Chevy Safety Assist includes Forward Collision Alert and Automatic Emergency braking, which alerts the driver when a collision is likely and automatically applies the brakes to reduce the severity of an imminent crash. The system also provides a tailgating alert. Other features include Front Pedestrian Braking, Lane Keep Assist with Lane Departure Warning, a Following Distance Indicator, and automatic high beams.

The Santa Fe doesn’t come with quite as many standard driver-assist features on the lower-end trims. The base SE includes Forward Collision-Avoidance Assist with Pedestrian Detection and Lane Keeping Assist, along with a rear occupant alert and a Driver Attention Warning feature that alerts the driver when it senses their eyes are not on the road.

If you want the full suite of safety systems, you’ll have to upgrade to the SEL, which adds Blind Spot Collision Avoidance Assist and Rear Cross-Traffic Collision Avoidance Assist, along with a Safety Exit Assist, which acts as a blind spot monitor when the vehicle is parked. Bump up to the Limited or Calligraphy trims, and you’ll get even more safety features, but it’ll cost you.

Technology, Luxury, and Convenience Features

The 2021 Equinox offers a cadre of connected services via the myChevrolet app and an onboard 7-inch infotainment touchscreen. The Premier goes a step further and comes standard with an 8-inch HD touchscreen and navigation. The 8-inch touchscreen is available as an option on the LT trim by selecting the Infotainment Package. Apple CarPlay and Android Auto connectivity are standard, and a 4G LTE Wi-Fi Hotspot is also standard across the entire trim lineup.

As for convenience features, the Equinox Premier comes with a hands-free liftgate, while lower trims offer an available power programmable liftgate. Other available features include a panoramic power sunroof, adaptive cruise control (Premier trim only), and an upgraded 7-speaker Bose audio system.

Technology is where the Santa Fe shines, but at a significantly higher cost than even the most expensive Equinox. All Santa Fe trims include an 8-inch infotainment touchscreen with wireless Apple CarPlay and Android Auto connectivity. The serious technology features can be found on the Limited and Calligraphy trims.

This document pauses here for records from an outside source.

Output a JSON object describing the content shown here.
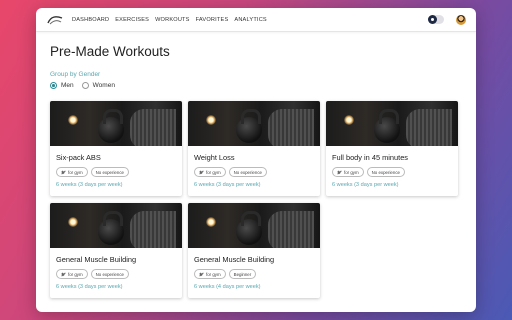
{
  "nav": {
    "links": [
      "DASHBOARD",
      "EXERCISES",
      "WORKOUTS",
      "FAVORITES",
      "ANALYTICS"
    ]
  },
  "page": {
    "title": "Pre-Made Workouts",
    "group_label": "Group by Gender",
    "options": [
      {
        "label": "Men",
        "checked": true
      },
      {
        "label": "Women",
        "checked": false
      }
    ]
  },
  "workouts": [
    {
      "title": "Six-pack ABS",
      "tags": [
        "for gym",
        "No experience"
      ],
      "duration": "6 weeks (3 days per week)"
    },
    {
      "title": "Weight Loss",
      "tags": [
        "for gym",
        "No experience"
      ],
      "duration": "6 weeks (3 days per week)"
    },
    {
      "title": "Full body in 45 minutes",
      "tags": [
        "for gym",
        "No experience"
      ],
      "duration": "6 weeks (3 days per week)"
    },
    {
      "title": "General Muscle Building",
      "tags": [
        "for gym",
        "No experience"
      ],
      "duration": "6 weeks (3 days per week)"
    },
    {
      "title": "General Muscle Building",
      "tags": [
        "for gym",
        "Beginner"
      ],
      "duration": "6 weeks (4 days per week)"
    }
  ],
  "colors": {
    "accent": "#2d8a95",
    "duration_text": "#5aa7b0"
  },
  "icons": {
    "logo": "logo-icon",
    "theme_toggle": "theme-toggle",
    "avatar": "user-avatar",
    "gym_tag": "dumbbell-icon"
  }
}
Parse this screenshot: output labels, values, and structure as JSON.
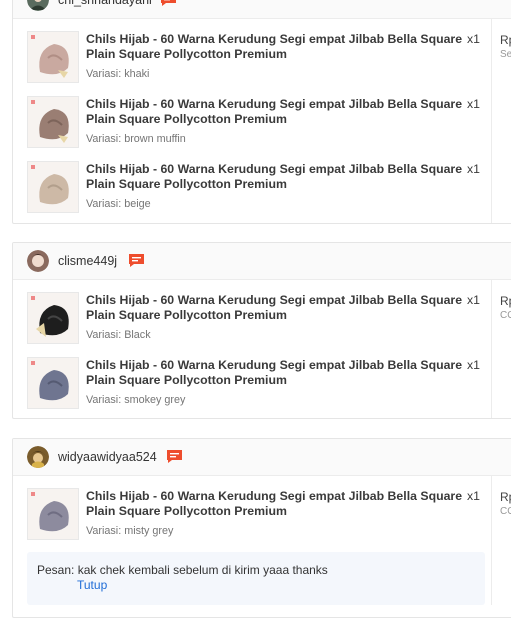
{
  "orders": [
    {
      "username": "chi_shriandayani",
      "side_price": "Rp",
      "side_sub": "Se",
      "items": [
        {
          "name": "Chils Hijab - 60 Warna Kerudung Segi empat Jilbab Bella Square Plain Square Pollycotton Premium",
          "qty": "x1",
          "variant": "Variasi: khaki",
          "swatch": "#c9a9a0"
        },
        {
          "name": "Chils Hijab - 60 Warna Kerudung Segi empat Jilbab Bella Square Plain Square Pollycotton Premium",
          "qty": "x1",
          "variant": "Variasi: brown muffin",
          "swatch": "#9a7e73"
        },
        {
          "name": "Chils Hijab - 60 Warna Kerudung Segi empat Jilbab Bella Square Plain Square Pollycotton Premium",
          "qty": "x1",
          "variant": "Variasi: beige",
          "swatch": "#cdb9a6"
        }
      ]
    },
    {
      "username": "clisme449j",
      "side_price": "Rp",
      "side_sub": "CO",
      "items": [
        {
          "name": "Chils Hijab - 60 Warna Kerudung Segi empat Jilbab Bella Square Plain Square Pollycotton Premium",
          "qty": "x1",
          "variant": "Variasi: Black",
          "swatch": "#1e1e1e"
        },
        {
          "name": "Chils Hijab - 60 Warna Kerudung Segi empat Jilbab Bella Square Plain Square Pollycotton Premium",
          "qty": "x1",
          "variant": "Variasi: smokey grey",
          "swatch": "#6f7590"
        }
      ]
    },
    {
      "username": "widyaawidyaa524",
      "side_price": "Rp",
      "side_sub": "CO",
      "items": [
        {
          "name": "Chils Hijab - 60 Warna Kerudung Segi empat Jilbab Bella Square Plain Square Pollycotton Premium",
          "qty": "x1",
          "variant": "Variasi: misty grey",
          "swatch": "#8d8b9e"
        }
      ],
      "note": {
        "label": "Pesan:",
        "text": "kak chek kembali sebelum di kirim yaaa thanks",
        "link": "Tutup"
      }
    }
  ],
  "colors": {
    "chat_icon": "#ee4d2d",
    "link": "#1e6bd6"
  }
}
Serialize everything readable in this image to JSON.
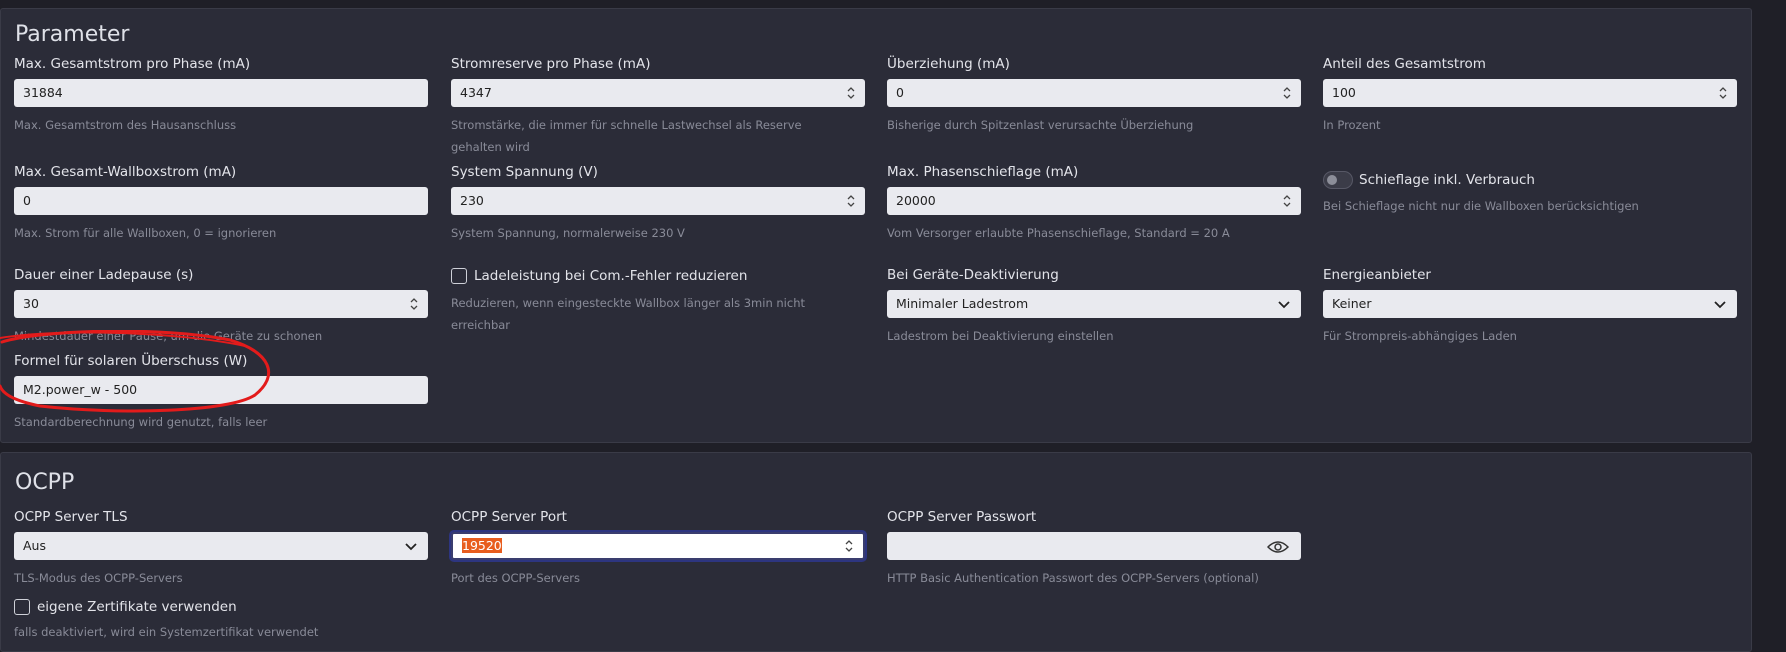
{
  "params": {
    "title": "Parameter",
    "max_total_current": {
      "label": "Max. Gesamtstrom pro Phase (mA)",
      "value": "31884",
      "help": "Max. Gesamtstrom des Hausanschluss"
    },
    "current_reserve": {
      "label": "Stromreserve pro Phase (mA)",
      "value": "4347",
      "help": "Stromstärke, die immer für schnelle Lastwechsel als Reserve gehalten wird"
    },
    "overdraw": {
      "label": "Überziehung (mA)",
      "value": "0",
      "help": "Bisherige durch Spitzenlast verursachte Überziehung"
    },
    "total_share": {
      "label": "Anteil des Gesamtstrom",
      "value": "100",
      "help": "In Prozent"
    },
    "max_wallbox_current": {
      "label": "Max. Gesamt-Wallboxstrom (mA)",
      "value": "0",
      "help": "Max. Strom für alle Wallboxen, 0 = ignorieren"
    },
    "system_voltage": {
      "label": "System Spannung (V)",
      "value": "230",
      "help": "System Spannung, normalerweise 230 V"
    },
    "max_phase_imbalance": {
      "label": "Max. Phasenschieflage (mA)",
      "value": "20000",
      "help": "Vom Versorger erlaubte Phasenschieflage, Standard = 20 A"
    },
    "imbalance_incl_consumption": {
      "label": "Schieflage inkl. Verbrauch",
      "help": "Bei Schieflage nicht nur die Wallboxen berücksichtigen"
    },
    "charge_pause": {
      "label": "Dauer einer Ladepause (s)",
      "value": "30",
      "help": "Mindestdauer einer Pause, um die Geräte zu schonen"
    },
    "reduce_on_error": {
      "label": "Ladeleistung bei Com.-Fehler reduzieren",
      "help": "Reduzieren, wenn eingesteckte Wallbox länger als 3min nicht erreichbar"
    },
    "device_deactivation": {
      "label": "Bei Geräte-Deaktivierung",
      "value": "Minimaler Ladestrom",
      "help": "Ladestrom bei Deaktivierung einstellen"
    },
    "energy_provider": {
      "label": "Energieanbieter",
      "value": "Keiner",
      "help": "Für Strompreis-abhängiges Laden"
    },
    "solar_formula": {
      "label": "Formel für solaren Überschuss (W)",
      "value": "M2.power_w - 500",
      "help": "Standardberechnung wird genutzt, falls leer"
    }
  },
  "ocpp": {
    "title": "OCPP",
    "tls": {
      "label": "OCPP Server TLS",
      "value": "Aus",
      "help": "TLS-Modus des OCPP-Servers"
    },
    "port": {
      "label": "OCPP Server Port",
      "value": "19520",
      "help": "Port des OCPP-Servers"
    },
    "password": {
      "label": "OCPP Server Passwort",
      "value": "",
      "help": "HTTP Basic Authentication Passwort des OCPP-Servers (optional)"
    },
    "own_certs": {
      "label": "eigene Zertifikate verwenden",
      "help": "falls deaktiviert, wird ein Systemzertifikat verwendet"
    }
  },
  "colors": {
    "annotation": "#e31b1b",
    "selection": "#e85d1e"
  },
  "icons": {
    "spin": "spinner-arrows-icon",
    "select": "chevron-down-icon",
    "password": "eye-icon"
  }
}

The Limited includes a Blind-Spot View Monitor, which is a camera view of the vehicle’s blind spot displayed on the digital gauge cluster, as well as a surround-view camera. A 10.25-inch infotainment touchscreen with navigation is also standard on the Limited. The Limited also features a standard panoramic sunroof, hands-free liftgate, and an upgraded Harman Kardon premium audio system. The wildly luxurious Calligraphy adds ambient lighting, a head-up display, ventilated front seats, 20-inch wheels, and Nappa leather seating.

A blue 2021 Chevy Equinox is parked on cement in front of a forest.

Which SUV is the Best?

In the end, it boils down to price and value. The 2021 Chevy Equinox and the 2021 Hyundai Santa Fe differ in a few key areas. First, the Equinox is simply more affordable. While it can’t compete with the Santa Fe on high-end luxury finishes, it still manages to offer plenty of plush appointments on the Premier trim for nearly $10,000 less.

If you’re looking for a compact SUV, ask yourself what’s most important. If you’re a luxury-minded buyer who doesn’t mind shelling out $40,000 for a small SUV, you may want to check out the Santa Fe. However, budget-oriented buyers and those looking for a well-appointed SUV at a reasonable price will find everything they want and need in the Equinox.

We mentioned it before: the compact SUV category is vast and extremely popular. The fact is, there are buyers that fit the profile for both the Equinox and the Santa Fe, but our money’s on the better value. If you have $40,000 to spend, you might want to bump up a category and get a little more size and towing capability. We just don’t think the extra luxury features are worth such a sizable increase in price.

Our vote is for the 2021 Chevy Equinox. It’s the absolute best value with a trim range that will appeal to a full spectrum of compact SUV buyers. Standard driver-assist features put the focus on safety, and tech features like the Wi-Fi Hotspot are also included at every price point. You can’t beat the mix of features for the price with the Equinox.